FM-2030’s Papers Archived at New York Public Library

Posted on Sunday, January 30th, 2011 by floraschnall //News

The F.M. Esfandiary / FM-2030 papers, spanning 1943-2000, include correspondence, writings, notebooks, book reviews, press releases, clippings, appointment calendars, photographs, and sound recordings documenting the professional career and personal life of the Iranian-American author, lecturer and social visionary F. M. Estandiary, later known as FM-2030. Correspondence includes incoming personal correspondence, 1943-1999, n.d., reflecting his family life, schooling, friendships, and social networks; and professional correspondence, 1956-1969, reflecting his early writing career in fiction and cultural commentary. Later professional correspondence and reader mail is found throughout the collection. Writings consist of drafts, research notes, manuscripts, typescripts, correspondence, reviews, clippings, and other materials relating to his published and unpublished works on a variety of topics, among them contemporary Middle Eastern culture, globalization, future trends in technology and their potential impact on society, and the physical transgression of death. Teaching and seminar files include lecture notes, course descriptions, student and participant evaluations, publicity materials, and correspondence documenting his career as a lecturer for the New School for Social Research and the UCLA Extension School, his speaking engagements, and his professional seminars on long-term planning and futuristics. Personal miscellany includes address books, appointment calendars, clippings, notebooks and personal documentation. Research files include notebooks and clippings supporting his later writings. Photographs reflect his personal life from 1947-1999, including participation in the 1948 Olympic Games in London, and student years at the University of California at Berkeley and Los Angeles. Sound recordings document some of Esfandiary’s seminars and promotional radio interviews for his book Are You a Transhuman?

1 Comment

Does someone plan to digitize these documents and make them available online? Benjamin Tiven apparently studied some of FM’s papers for his article:

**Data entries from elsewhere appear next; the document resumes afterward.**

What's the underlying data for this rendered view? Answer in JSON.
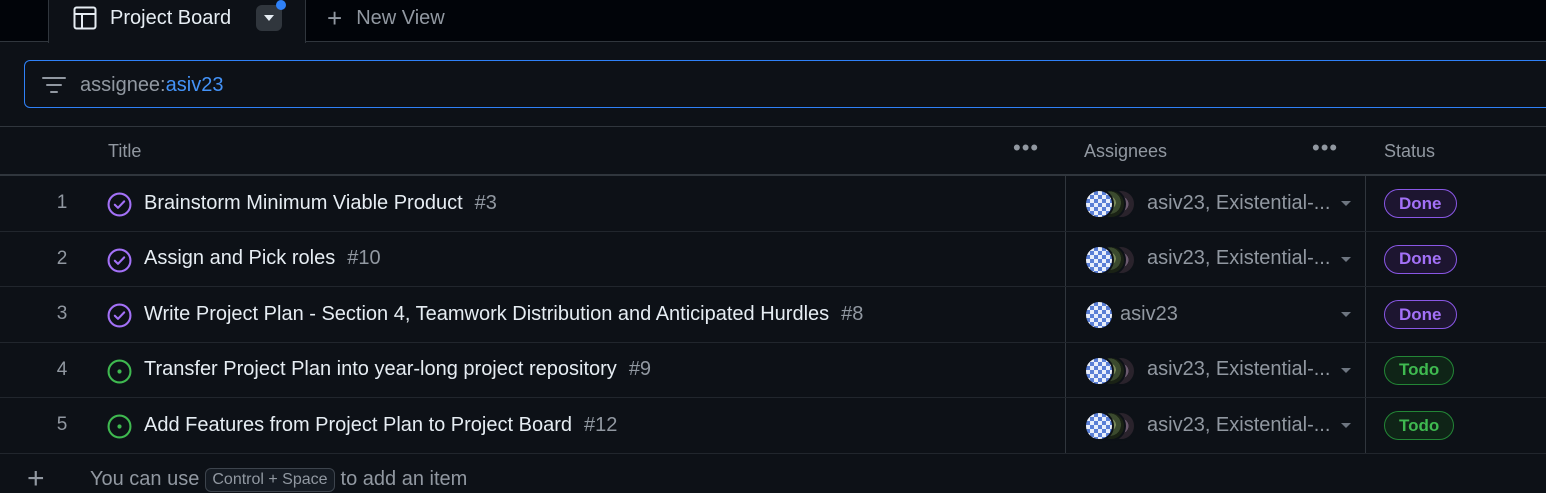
{
  "tabs": {
    "active_label": "Project Board",
    "new_view_label": "New View"
  },
  "filter": {
    "key": "assignee:",
    "value": "asiv23"
  },
  "columns": {
    "title": "Title",
    "assignees": "Assignees",
    "status": "Status"
  },
  "rows": [
    {
      "num": "1",
      "title": "Brainstorm Minimum Viable Product",
      "issue": "#3",
      "assignees": "asiv23, Existential-...",
      "status": "Done",
      "state": "closed"
    },
    {
      "num": "2",
      "title": "Assign and Pick roles",
      "issue": "#10",
      "assignees": "asiv23, Existential-...",
      "status": "Done",
      "state": "closed"
    },
    {
      "num": "3",
      "title": "Write Project Plan - Section 4, Teamwork Distribution and Anticipated Hurdles",
      "issue": "#8",
      "assignees": "asiv23",
      "status": "Done",
      "state": "closed"
    },
    {
      "num": "4",
      "title": "Transfer Project Plan into year-long project repository",
      "issue": "#9",
      "assignees": "asiv23, Existential-...",
      "status": "Todo",
      "state": "open"
    },
    {
      "num": "5",
      "title": "Add Features from Project Plan to Project Board",
      "issue": "#12",
      "assignees": "asiv23, Existential-...",
      "status": "Todo",
      "state": "open"
    }
  ],
  "add_item": {
    "hint_before": "You can use",
    "shortcut": "Control + Space",
    "hint_after": "to add an item"
  },
  "colors": {
    "background": "#0d1117",
    "accent": "#2f81f7",
    "done": "#a371f7",
    "todo": "#3fb950"
  },
  "icons": [
    "table-icon",
    "chevron-down-icon",
    "plus-icon",
    "filter-icon",
    "kebab-icon",
    "closed-issue-icon",
    "open-issue-icon",
    "avatar"
  ]
}
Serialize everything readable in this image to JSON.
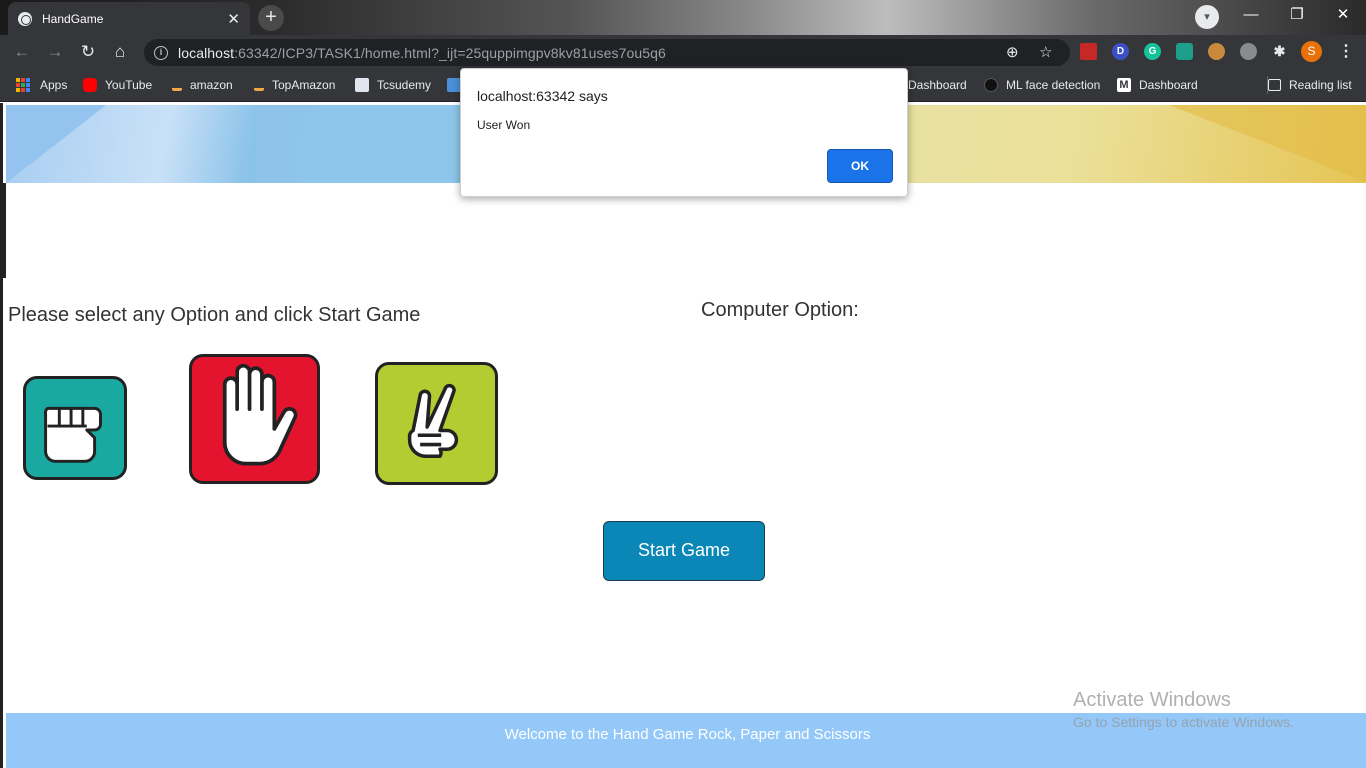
{
  "browser": {
    "tab_title": "HandGame",
    "tab_close": "✕",
    "new_tab": "+",
    "url_host": "localhost",
    "url_rest": ":63342/ICP3/TASK1/home.html?_ijt=25quppimgpv8kv81uses7ou5q6",
    "profile_initial": "S",
    "window_controls": {
      "minimize": "—",
      "restore": "❐",
      "close": "✕"
    }
  },
  "bookmarks": [
    {
      "label": "Apps",
      "icon": "apps-grid-icon"
    },
    {
      "label": "YouTube",
      "icon": "youtube-icon",
      "color": "#ff0000"
    },
    {
      "label": "amazon",
      "icon": "amazon-icon",
      "color": "#f3a847"
    },
    {
      "label": "TopAmazon",
      "icon": "amazon-icon",
      "color": "#f3a847"
    },
    {
      "label": "Tcsudemy",
      "icon": "tata-icon",
      "color": "#6b8fb8"
    },
    {
      "label": "Dashboard",
      "icon": "dashboard-icon",
      "color": "#444"
    },
    {
      "label": "ML face detection",
      "icon": "github-icon",
      "color": "#111"
    },
    {
      "label": "Dashboard",
      "icon": "m-logo-icon",
      "color": "#ffffff"
    },
    {
      "label": "Reading list",
      "icon": "reading-list-icon"
    }
  ],
  "page": {
    "instruction": "Please select any Option and click Start Game",
    "computer_label": "Computer Option:",
    "choices": [
      {
        "name": "rock",
        "color": "#1aa9a0"
      },
      {
        "name": "paper",
        "color": "#e4142e"
      },
      {
        "name": "scissors",
        "color": "#b2cc32"
      }
    ],
    "start_button": "Start Game",
    "footer": "Welcome to the Hand Game Rock, Paper and Scissors"
  },
  "dialog": {
    "origin": "localhost:63342 says",
    "message": "User Won",
    "ok_label": "OK"
  },
  "watermark": {
    "title": "Activate Windows",
    "subtitle": "Go to Settings to activate Windows."
  },
  "colors": {
    "accent_button": "#0a87b7",
    "footer_bg": "#94c8f9",
    "dialog_ok": "#1a73e8"
  }
}
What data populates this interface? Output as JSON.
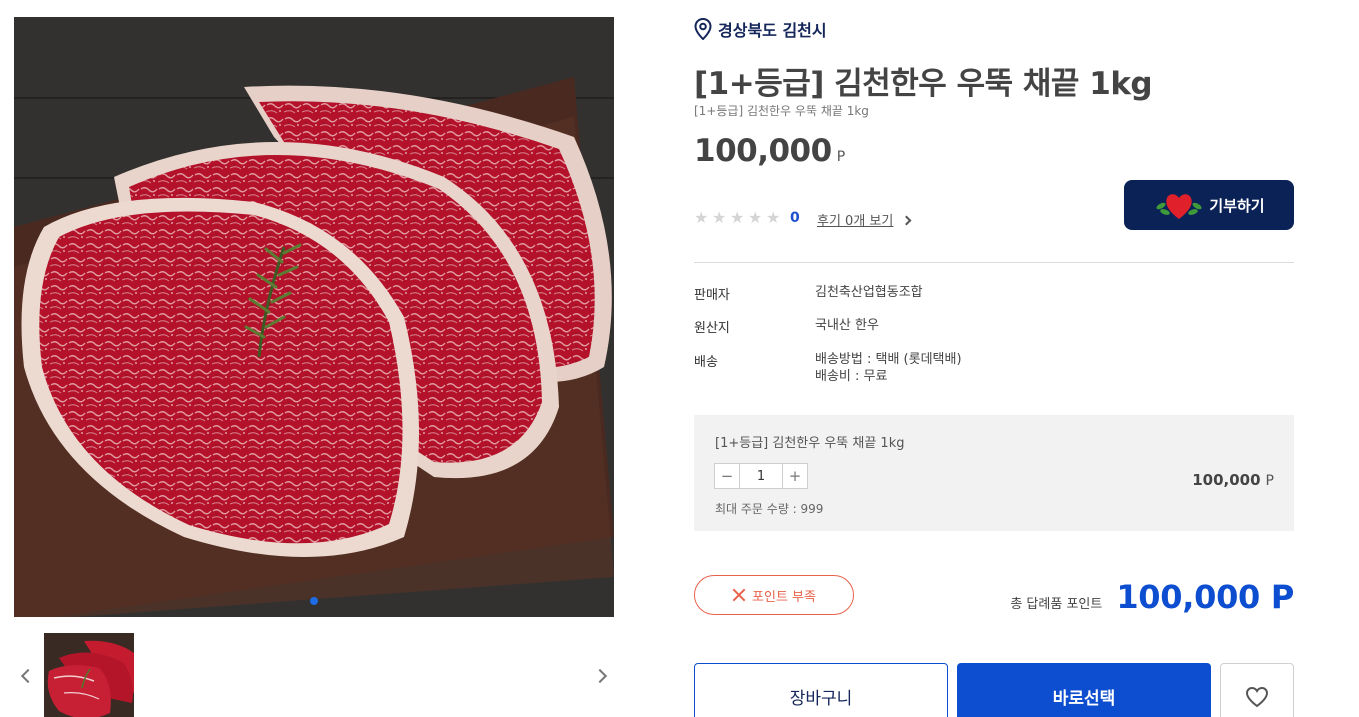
{
  "product": {
    "region": "경상북도 김천시",
    "title": "[1+등급] 김천한우 우뚝 채끝 1kg",
    "subtitle": "[1+등급] 김천한우 우뚝 채끝 1kg",
    "price": "100,000",
    "price_unit": "P",
    "rating": {
      "stars_filled": 0,
      "stars_total": 5,
      "count": "0"
    },
    "review_link": "후기 0개 보기",
    "donate_button": "기부하기"
  },
  "specs": [
    {
      "label": "판매자",
      "value": "김천축산업협동조합"
    },
    {
      "label": "원산지",
      "value": "국내산 한우"
    },
    {
      "label": "배송",
      "value_lines": [
        "배송방법 : 택배 (롯데택배)",
        "배송비 : 무료"
      ]
    }
  ],
  "option": {
    "name": "[1+등급] 김천한우 우뚝 채끝 1kg",
    "minus": "−",
    "plus": "+",
    "quantity": "1",
    "price": "100,000",
    "price_unit": "P",
    "max_quantity": "최대 주문 수량 : 999"
  },
  "status": {
    "insufficient_points": "포인트 부족"
  },
  "total": {
    "label": "총 답례품 포인트",
    "value": "100,000 P"
  },
  "actions": {
    "cart": "장바구니",
    "buy": "바로선택"
  },
  "gallery": {
    "active_index": 0,
    "image_count": 1
  },
  "colors": {
    "primary": "#0d4ed0",
    "navy": "#0b2257",
    "warning": "#e8624a"
  },
  "icons": [
    "location-pin-icon",
    "star-icon",
    "chevron-right-icon",
    "heart-icon",
    "close-icon",
    "chevron-left-icon"
  ]
}
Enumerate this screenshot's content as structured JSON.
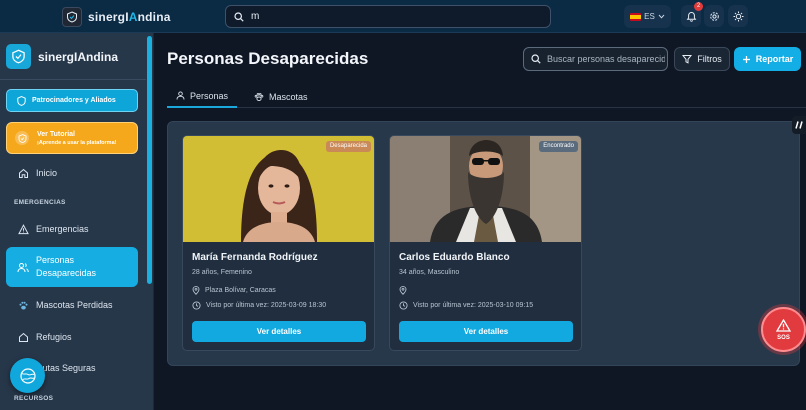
{
  "topbar": {
    "brand_prefix": "sinergI",
    "brand_mid": "A",
    "brand_suffix": "ndina",
    "search_value": "m",
    "lang_code": "ES",
    "notif_count": "2"
  },
  "sidebar": {
    "brand": "sinergIAndina",
    "sponsors_label": "Patrocinadores y Aliados",
    "tutorial_title": "Ver Tutorial",
    "tutorial_sub": "¡Aprende a usar la plataforma!",
    "home": "Inicio",
    "section_emergencias": "EMERGENCIAS",
    "emergencias": "Emergencias",
    "personas_line1": "Personas",
    "personas_line2": "Desaparecidas",
    "mascotas": "Mascotas Perdidas",
    "refugios": "Refugios",
    "rutas": "Rutas Seguras",
    "section_recursos": "RECURSOS"
  },
  "main": {
    "title": "Personas Desaparecidas",
    "search_placeholder": "Buscar personas desaparecidas...",
    "filters_label": "Filtros",
    "report_label": "Reportar",
    "tabs": [
      {
        "label": "Personas"
      },
      {
        "label": "Mascotas"
      }
    ],
    "cards": [
      {
        "status": "Desaparecida",
        "name": "María Fernanda Rodríguez",
        "meta": "28 años, Femenino",
        "location": "Plaza Bolívar, Caracas",
        "last_seen": "Visto por última vez: 2025-03-09 18:30",
        "button": "Ver detalles"
      },
      {
        "status": "Encontrado",
        "name": "Carlos Eduardo Blanco",
        "meta": "34 años, Masculino",
        "location": "",
        "last_seen": "Visto por última vez: 2025-03-10 09:15",
        "button": "Ver detalles"
      }
    ]
  },
  "sos_label": "SOS",
  "colors": {
    "accent": "#12aee5",
    "tutorial": "#f6a81c",
    "sos": "#e13a3f",
    "status_missing": "#c98a58",
    "status_found": "#5a6b7d"
  }
}
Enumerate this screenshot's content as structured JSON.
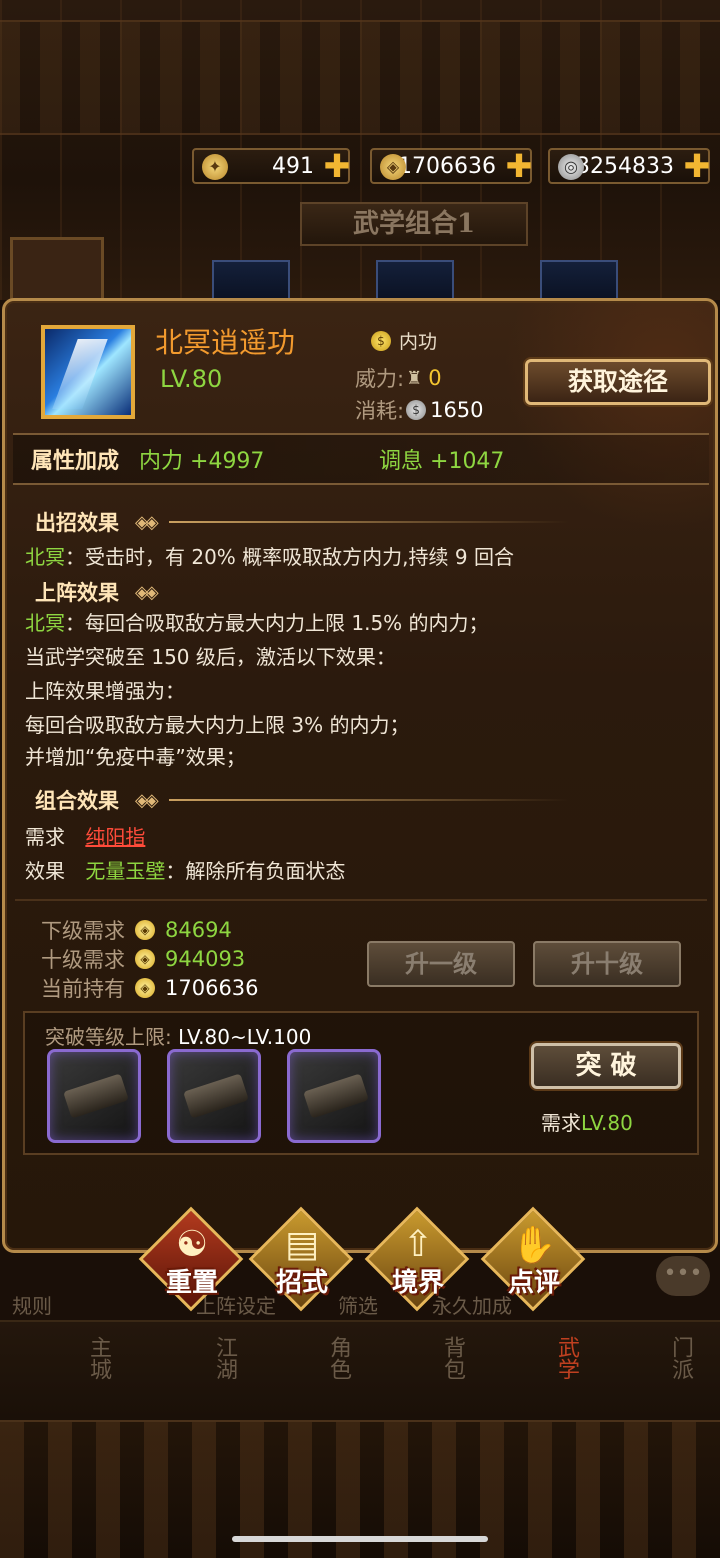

The Future Takes Forever: Becoming FM-2030
http://www.bidoun.org/magazine/19-noise/the-future-takes-forever-becoming-fm-2030-by-benjamin-tiven/

Posted by Mark Plus on February 2, 2011